MINNEAPOLIS (WCCO) — City, state and federal leaders held security briefings Monday to explain what they are planning before and during the trial of Derek Chauvin, the former Minneapolis police officer charged for the death of George Floyd.

They are calling their security plan “Operation Safety Net.”

READ MORE: Mayor Frey Hears Community’s Concerns Leading Up To The Derek Chauvin Trial

“I’m a firm believer that you can never over communicate in matters such as this that impacts our city,” Minneapolis Police Chief Medaria Arradondo said.

The public safety plan for the trial has four phases. It’s phase three, during closing arguments and the verdict, when you’ll see the most law enforcement presence.

During a Monday morning briefing, the city announced that they will not go forward with one part of their communication plan during the trial.

“We are not moving forward with the social media partners. And so we have stopped that,” said David Rubedor, director of neighborhood and community relations for Minneapolis.

The plan was to use what were being called social media influencers to get information out to the public. But some were concerned that the city would try to use them to sway public opinion.

READ MORE: Protest Groups Plan To Demonstrate During Derek Chauvin Trial, Despite Barriers

The city said that was never the intent and agreed that the word “influencers” was a bad choice.

They said the main purpose was to communicate road and building closures and they will still do that on the city’s website and social media channels.

A security briefing in the afternoon involved law enforcement leaders at the city, state and federal level.

“We are going to use the information both to prevent bad things from happening and also to hold people accountable,” said Department of Public Safety Commissioner John Harrington.

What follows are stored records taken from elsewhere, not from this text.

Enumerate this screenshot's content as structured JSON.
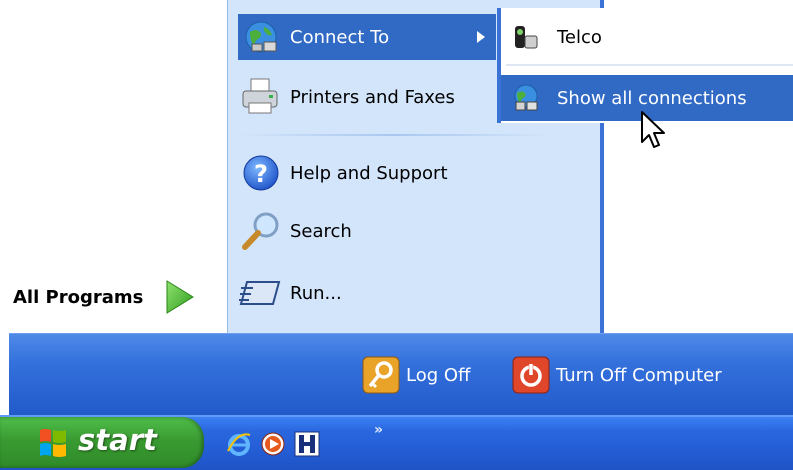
{
  "start_menu": {
    "all_programs_label": "All Programs",
    "items": {
      "connect_to": "Connect To",
      "printers": "Printers and Faxes",
      "help": "Help and Support",
      "search": "Search",
      "run": "Run..."
    },
    "submenu": {
      "telco": "Telco",
      "show_all": "Show all connections"
    },
    "footer": {
      "log_off": "Log Off",
      "turn_off": "Turn Off Computer"
    }
  },
  "taskbar": {
    "start_label": "start",
    "overflow": "»"
  },
  "colors": {
    "highlight": "#316ac5",
    "right_pane": "#d3e5fa",
    "bottom_bar": "#3471dc",
    "start_green": "#3a9b32"
  }
}
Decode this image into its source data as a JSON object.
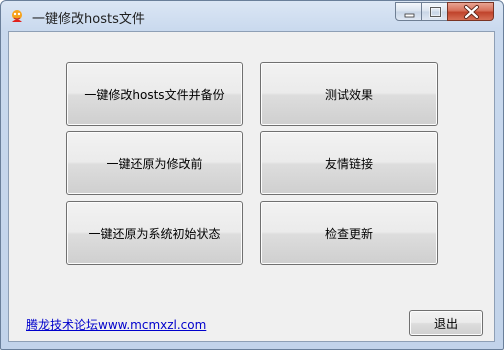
{
  "window": {
    "title": "一键修改hosts文件"
  },
  "buttons": {
    "modify_backup": "一键修改hosts文件并备份",
    "test_effect": "测试效果",
    "restore_before": "一键还原为修改前",
    "friend_links": "友情链接",
    "restore_initial": "一键还原为系统初始状态",
    "check_update": "检查更新",
    "exit": "退出"
  },
  "footer": {
    "link_text": "腾龙技术论坛www.mcmxzl.com"
  },
  "colors": {
    "link": "#0000cc",
    "close_button": "#c0432b"
  },
  "icons": [
    "app-icon",
    "minimize-icon",
    "maximize-icon",
    "close-icon"
  ]
}
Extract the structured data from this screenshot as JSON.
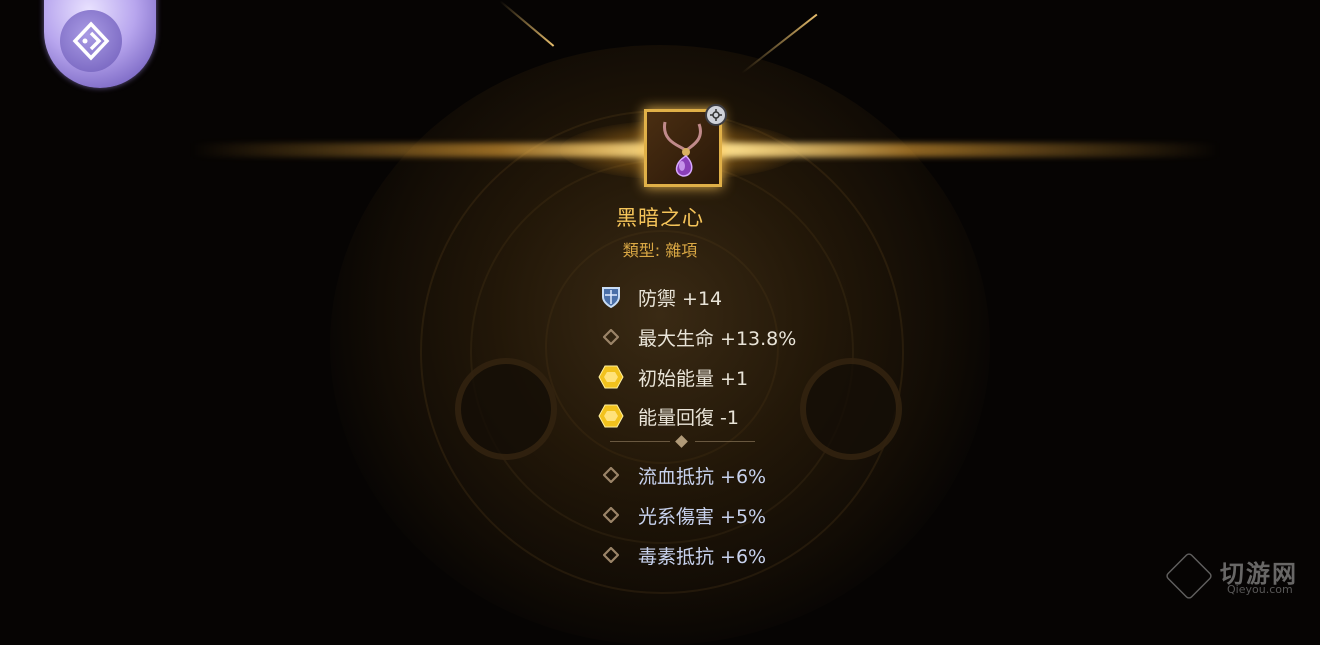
{
  "item": {
    "name": "黑暗之心",
    "type": "類型: 雜項",
    "icon": "amethyst-pendant-icon"
  },
  "stats_main": [
    {
      "label": "防禦 +14",
      "icon": "shield-icon"
    },
    {
      "label": "最大生命 +13.8%",
      "icon": "diamond-icon"
    },
    {
      "label": "初始能量 +1",
      "icon": "energy-hexagon-icon"
    },
    {
      "label": "能量回復 -1",
      "icon": "energy-hexagon-icon"
    }
  ],
  "stats_sub": [
    {
      "label": "流血抵抗 +6%",
      "icon": "diamond-icon"
    },
    {
      "label": "光系傷害 +5%",
      "icon": "diamond-icon"
    },
    {
      "label": "毒素抵抗 +6%",
      "icon": "diamond-icon"
    }
  ],
  "watermark": {
    "title": "切游网",
    "sub": "Qieyou.com"
  },
  "colors": {
    "item_name": "#f5c45a",
    "item_type": "#d9a744",
    "main_stat": "#e9e4d8",
    "sub_stat": "#c8d2ee",
    "frame": "#e0b048",
    "energy": "#f2c21d"
  }
}
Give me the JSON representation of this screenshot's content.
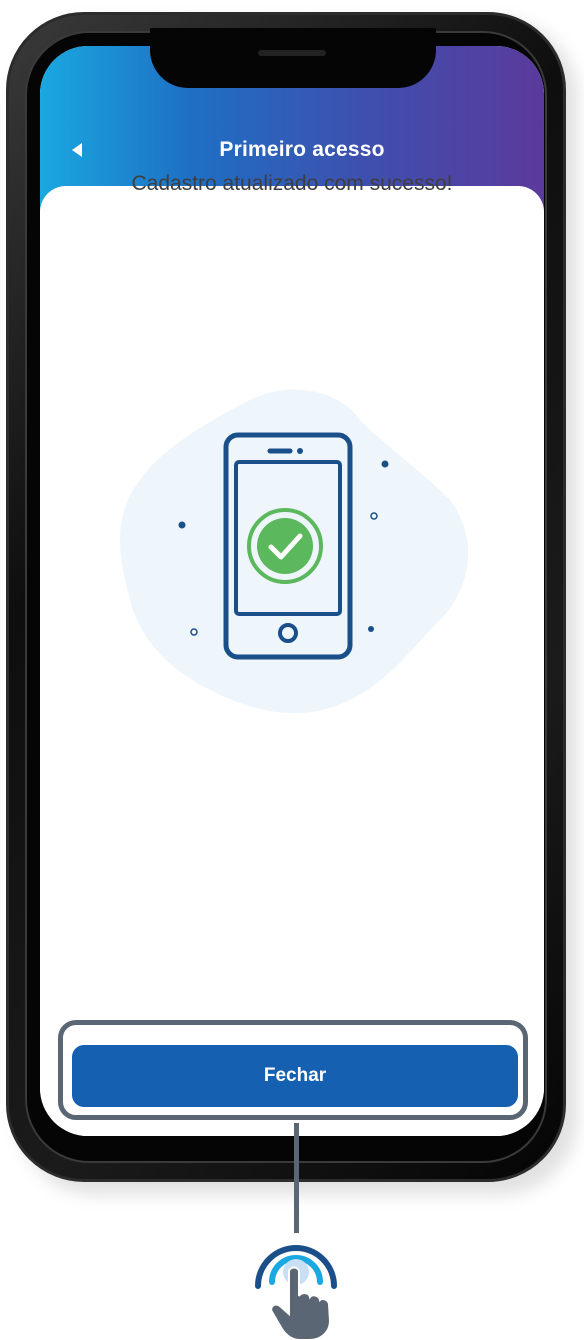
{
  "header": {
    "title": "Primeiro acesso",
    "back_icon": "back-arrow-icon"
  },
  "main": {
    "message": "Cadastro atualizado com sucesso!",
    "illustration_icon": "phone-success-check-icon"
  },
  "footer": {
    "close_label": "Fechar"
  },
  "overlay": {
    "tap_icon": "tap-hand-icon"
  },
  "colors": {
    "header_gradient_start": "#1aa8e0",
    "header_gradient_end": "#5a3a9c",
    "button": "#1560b1",
    "success_green": "#5cb85c",
    "illustration_blue": "#1b4f8a",
    "highlight_gray": "#5a6673"
  }
}
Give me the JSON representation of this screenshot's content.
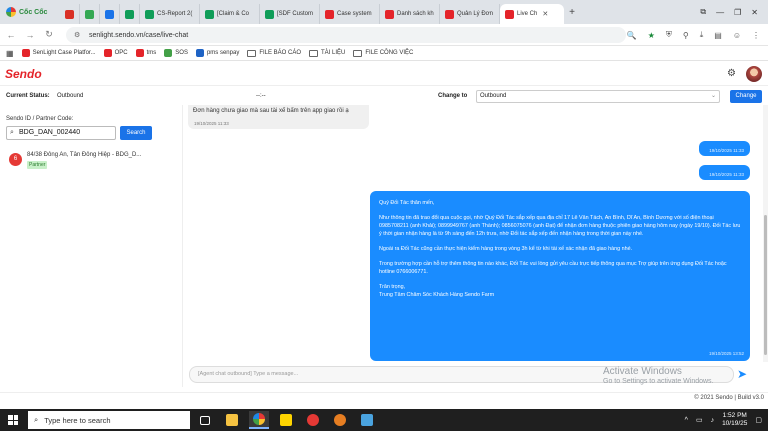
{
  "browser": {
    "brand": "Cốc Cốc",
    "tabs": [
      {
        "label": "",
        "icon": "gmail-icon",
        "color": "#d93025"
      },
      {
        "label": "",
        "icon": "app-icon",
        "color": "#34a853"
      },
      {
        "label": "",
        "icon": "messenger-icon",
        "color": "#1a73e8"
      },
      {
        "label": "",
        "icon": "doc-icon",
        "color": "#0f9d58"
      },
      {
        "label": "CS-Report 2(",
        "icon": "sheets-icon",
        "color": "#0f9d58"
      },
      {
        "label": "[Claim & Co",
        "icon": "sheets-icon",
        "color": "#0f9d58"
      },
      {
        "label": "[SDF Custom",
        "icon": "sheets-icon",
        "color": "#0f9d58"
      },
      {
        "label": "Case system",
        "icon": "sendo-icon",
        "color": "#e4242a"
      },
      {
        "label": "Danh sách kh",
        "icon": "sendo-icon",
        "color": "#e4242a"
      },
      {
        "label": "Quản Lý Đơn",
        "icon": "sendo-icon",
        "color": "#e4242a"
      },
      {
        "label": "Live Ch",
        "icon": "sendo-icon",
        "color": "#e4242a",
        "active": true
      }
    ],
    "url": "senlight.sendo.vn/case/live-chat",
    "bookmarks": [
      {
        "label": "SenLight Case Platfor...",
        "icon": "sendo-icon",
        "color": "#e4242a"
      },
      {
        "label": "OPC",
        "icon": "sendo-icon",
        "color": "#e4242a"
      },
      {
        "label": "tms",
        "icon": "sendo-icon",
        "color": "#e4242a"
      },
      {
        "label": "SOS",
        "icon": "sos-icon",
        "color": "#43a047"
      },
      {
        "label": "pms senpay",
        "icon": "senpay-icon",
        "color": "#1e63c5"
      },
      {
        "label": "FILE BÁO CÁO",
        "icon": "folder-icon",
        "color": "#666666"
      },
      {
        "label": "TÀI LIỆU",
        "icon": "folder-icon",
        "color": "#666666"
      },
      {
        "label": "FILE CÔNG VIỆC",
        "icon": "folder-icon",
        "color": "#666666"
      }
    ]
  },
  "app": {
    "logo": "Sendo",
    "current_status_label": "Current Status:",
    "current_status_value": "Outbound",
    "placeholder_dash": "--:--",
    "change_to_label": "Change to",
    "change_to_value": "Outbound",
    "change_button": "Change"
  },
  "left": {
    "partner_code_label": "Sendo ID / Partner Code:",
    "search_value": "BDG_DAN_002440",
    "search_button": "Search",
    "conversations": [
      {
        "badge": "6",
        "address": "84/38 Đông An, Tân Đông Hiệp - BDG_D...",
        "tag": "Partner"
      }
    ]
  },
  "chat": {
    "incoming": {
      "text": "Đơn hàng chưa giao mà sau tài xế bấm trên app giao rồi ạ",
      "time": "19/10/2025 11:33"
    },
    "outgoing_small": [
      {
        "time": "19/10/2025 11:33"
      },
      {
        "time": "19/10/2025 11:33"
      }
    ],
    "outgoing_big": {
      "p1": "Quý Đối Tác thân mến,",
      "p2": "Như thông tin đã trao đổi qua cuộc gọi, nhờ Quý Đối Tác sắp xếp qua địa chỉ 17 Lê Văn Tách, An Bình, Dĩ An, Bình Dương với số điện thoại 0985708211 (anh Khải); 0899949767 (anh Thành); 0856075076 (anh Đạt) để nhận đơn hàng thuộc phiên giao hàng hôm nay (ngày 19/10). Đối Tác lưu ý thời gian nhận hàng là từ 9h sáng đến 12h trưa, nhờ Đối tác sắp xếp đến nhận hàng trong thời gian này nhé.",
      "p3": "Ngoài ra Đối Tác cũng cần thực hiện kiểm hàng trong vòng 3h kể từ khi tài xế xác nhận đã giao hàng nhé.",
      "p4": "Trong trường hợp cần hỗ trợ thêm thông tin nào khác, Đối Tác vui lòng gửi yêu cầu trực tiếp thông qua mục Trợ giúp trên ứng dụng Đối Tác hoặc hotline 0766006771.",
      "p5a": "Trân trọng,",
      "p5b": "Trung Tâm Chăm Sóc Khách Hàng Sendo Farm",
      "time": "19/10/2025 13:52"
    },
    "composer_placeholder": "[Agent chat outbound] Type a message...",
    "activate_title": "Activate Windows",
    "activate_sub": "Go to Settings to activate Windows."
  },
  "footer": "© 2021 Sendo | Build v3.0",
  "taskbar": {
    "search_placeholder": "Type here to search",
    "time": "1:52 PM",
    "date": "10/19/25"
  }
}
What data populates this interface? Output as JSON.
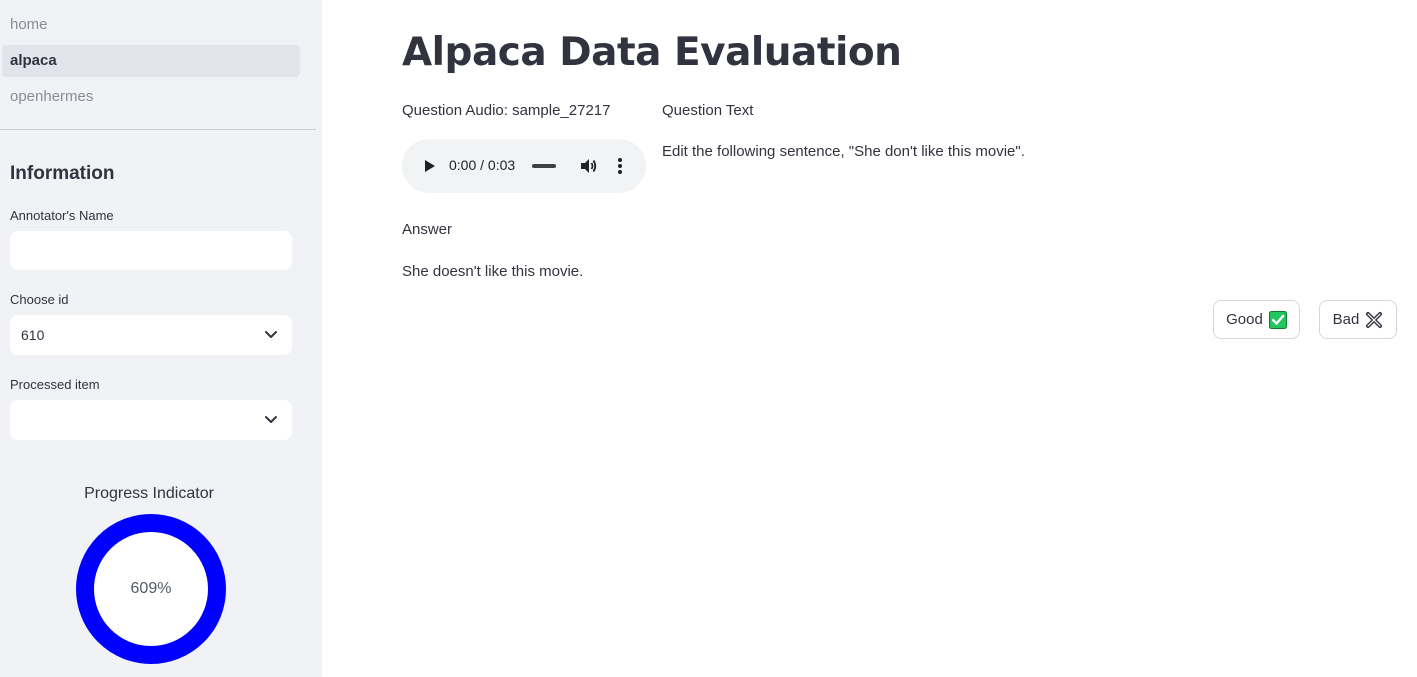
{
  "sidebar": {
    "nav": [
      {
        "label": "home",
        "active": false
      },
      {
        "label": "alpaca",
        "active": true
      },
      {
        "label": "openhermes",
        "active": false
      }
    ],
    "section_title": "Information",
    "annotator_name": {
      "label": "Annotator's Name",
      "value": ""
    },
    "choose_id": {
      "label": "Choose id",
      "value": "610"
    },
    "processed_item": {
      "label": "Processed item",
      "value": ""
    },
    "progress": {
      "title": "Progress Indicator",
      "value_text": "609%",
      "ring_color": "#0000ff"
    }
  },
  "main": {
    "title": "Alpaca Data Evaluation",
    "question_audio_label": "Question Audio: sample_27217",
    "audio": {
      "time": "0:00 / 0:03"
    },
    "question_text_label": "Question Text",
    "question_text": "Edit the following sentence, \"She don't like this movie\".",
    "answer_label": "Answer",
    "answer_text": "She doesn't like this movie.",
    "buttons": {
      "good": {
        "label": "Good",
        "icon": "check-mark-icon",
        "color": "#22c55e"
      },
      "bad": {
        "label": "Bad",
        "icon": "cross-mark-icon"
      }
    }
  }
}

Harrington and others talked about the more than seven months of security planning and collaboration, with the goal of preserving peaceful protests while preventing crimes. As of now the FBI said there are no credible threats to the trial but leaders know that can change. Col. Matt Langer of the State Patrol said those concerned about added fencing around some buildings should know the purpose is to protect property and people.

“We ask that you remember what it was like in May and June. Remember the property destruction. Remember the violence. Remember the challenges that prevented people from coming and expressing their First Amendment rights,” said Langer. “If you are coming to peacefully protest, this group of people standing up here with me welcomes you and you have our support.”

Law enforcement partners said they are in constant communication and fully prepared for the trial.

John Lauritsen